Now I will talk about regular men. It's not a fun talk.

1) First a man called from another location within the company and asked for a special favor. He sounded rather jerky. He was trying to tease and be charming. I don't even know him. Then he said if I do this special favor he will "love me until death." I immediately said, "No, you won't. You'll just be really grateful." 

I think "love you until death" is a phrase best used in a marriage proposal or within the Sacrament of Holy Matrimony. Well, maybe my grandpa would have said some such thing if he were still alive. My grandparents tried to give me everything they possibly could until they could give no more. Then they died. 

[Thinking of loving grandparents now.  

Back to the work story. Turned out it beyond my capabilities to do the special favor and apparently it's against company policy. He was trying to cajole me into doing something wrong. I'm being trusted to NOT break the rules. I do what I'm suppose to, and then I get money. I like getting money and being able to buy groceries.

2) Today a customer walked in to drop off some equipment that needs servicing. Sometimes when customers drop off their equipment they want a receipt or want me to sign a copy of their order. Fine. I understand that. That equipment is expensive. Today Mr. Customer** handed me a copy of their order and said, "Sign your life away."
I said, "I'm not signing my life away for anything, but I'll sign that I received your items." 
Really, my life is worth more than a thing, no matter how expensive the thing is. No one may sincerely love me until death (well, maybe my dad does), but like all people I am worth more than a thing. 

I don't know where I suddenly got all this self-worth and confidence. Maybe it's one advantage of being unyoung.

I just hate empty words.***

Ever since I wrote about shrill women, the female callers have been speaking in a normal tone of voice. Maybe they all read my blog. Ha-ha-ha.

**This customer was not Jesus Christ.

***Jesus Christ does not say empty words or try to make you do something wrong.

Sunday, April 1, 2012

My Tears are Like Rain

Hi, I'm having a sad, sad day.

Oh, I recovered from my cold/fever thing. In fact yesterday I went on a road trip with strangers from the internet. It was chaotic, but there were some good points to the day. Then I thought of my lack of good faithful, constant friends.

Today was Palm Sunday as you know. It triggered a memory of my friend who died one and half years ago. My friend whom I shared adventures with, giggles with, and sad times with.  When my own mother died, my friend called me long distance, and we both cried on the phone together. Two years ago, she was in the hospital as the dying process begin. After Palm Sunday Mass, I went to the hospital and took her a palm. Her husband was there too, and we had a good visit.
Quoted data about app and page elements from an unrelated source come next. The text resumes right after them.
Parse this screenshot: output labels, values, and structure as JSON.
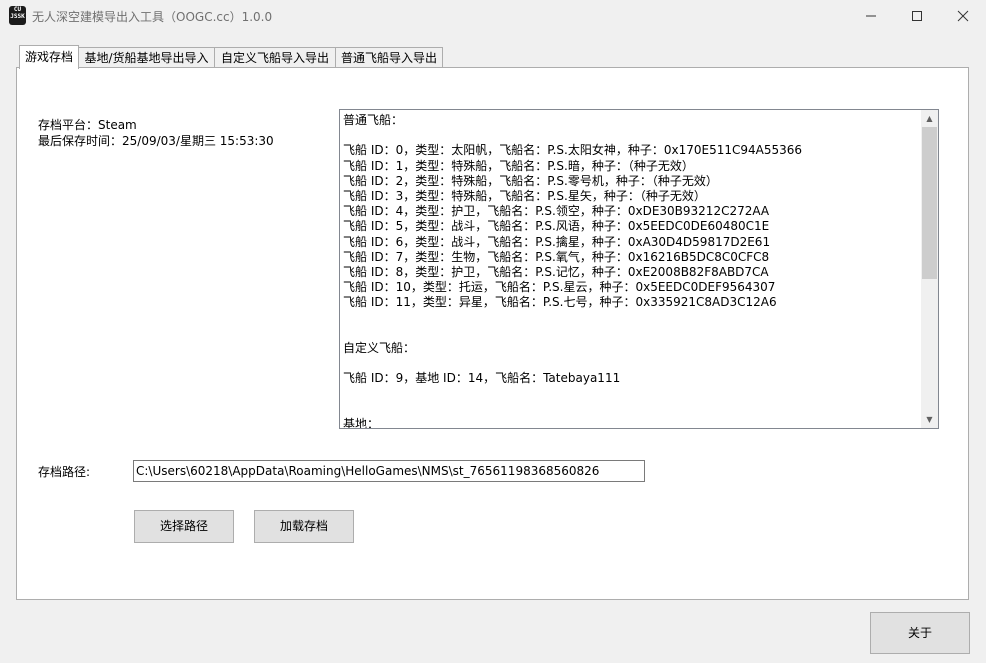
{
  "window": {
    "title": "无人深空建模导出入工具（OOGC.cc）1.0.0",
    "icon_text": "CU\nJSSK"
  },
  "tabs": [
    {
      "label": "游戏存档",
      "active": true
    },
    {
      "label": "基地/货船基地导出导入"
    },
    {
      "label": "自定义飞船导入导出"
    },
    {
      "label": "普通飞船导入导出"
    }
  ],
  "save_info": {
    "platform": "存档平台：Steam",
    "last_saved": "最后保存时间：25/09/03/星期三 15:53:30"
  },
  "ships_text": "普通飞船：\n\n飞船 ID：0，类型：太阳帆，飞船名：P.S.太阳女神，种子：0x170E511C94A55366\n飞船 ID：1，类型：特殊船，飞船名：P.S.暗，种子：（种子无效）\n飞船 ID：2，类型：特殊船，飞船名：P.S.零号机，种子：（种子无效）\n飞船 ID：3，类型：特殊船，飞船名：P.S.星矢，种子：（种子无效）\n飞船 ID：4，类型：护卫，飞船名：P.S.领空，种子：0xDE30B93212C272AA\n飞船 ID：5，类型：战斗，飞船名：P.S.风语，种子：0x5EEDC0DE60480C1E\n飞船 ID：6，类型：战斗，飞船名：P.S.擒星，种子：0xA30D4D59817D2E61\n飞船 ID：7，类型：生物，飞船名：P.S.氧气，种子：0x16216B5DC8C0CFC8\n飞船 ID：8，类型：护卫，飞船名：P.S.记忆，种子：0xE2008B82F8ABD7CA\n飞船 ID：10，类型：托运，飞船名：P.S.星云，种子：0x5EEDC0DEF9564307\n飞船 ID：11，类型：异星，飞船名：P.S.七号，种子：0x335921C8AD3C12A6\n\n\n自定义飞船：\n\n飞船 ID：9，基地 ID：14，飞船名：Tatebaya111\n\n\n基地：",
  "path": {
    "label": "存档路径:",
    "value": "C:\\Users\\60218\\AppData\\Roaming\\HelloGames\\NMS\\st_76561198368560826"
  },
  "buttons": {
    "choose_path": "选择路径",
    "load_save": "加载存档",
    "about": "关于"
  }
}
Today I could not take her a Palm because she's dead. I couldn't take her a Palm last year either. I thought of my friendship with her. I thought of spending the day with strangers yesterday. Seemed nice enough, but they aren't friends. After Mass I got in the car and cried like a small child.

I thought of friends who are too busy for me due to their own marriages, their own children, their jobs, or whatever. I'm sad.

I settled on the couch and started reading book. I thought it was fiction. No, it's non-fiction. It's about two couples who had loving marriages then a husband dies. Then the wife of the other couple dies. More death. So I'm crying. You can guess how the book ends. The widowed spouses (who are in their forties) find each other. They marry and experience great love. They get a second chance. I don't even get a first chance.

I want to write a note to my deceased friend's parents. I can't find their address or their email address. My  friend and her husband had a joint email account. Is that email account still active? I emailed him asking for his in-laws' address. I thought about calling, but I am crying.

I just can't get it together today. Oh well. Now, I have a headache.

I'm sure there's a psalm that resonates with me today. And Jesus was betrayed and abandoned too. Sometimes it just stinks being human needing other humans.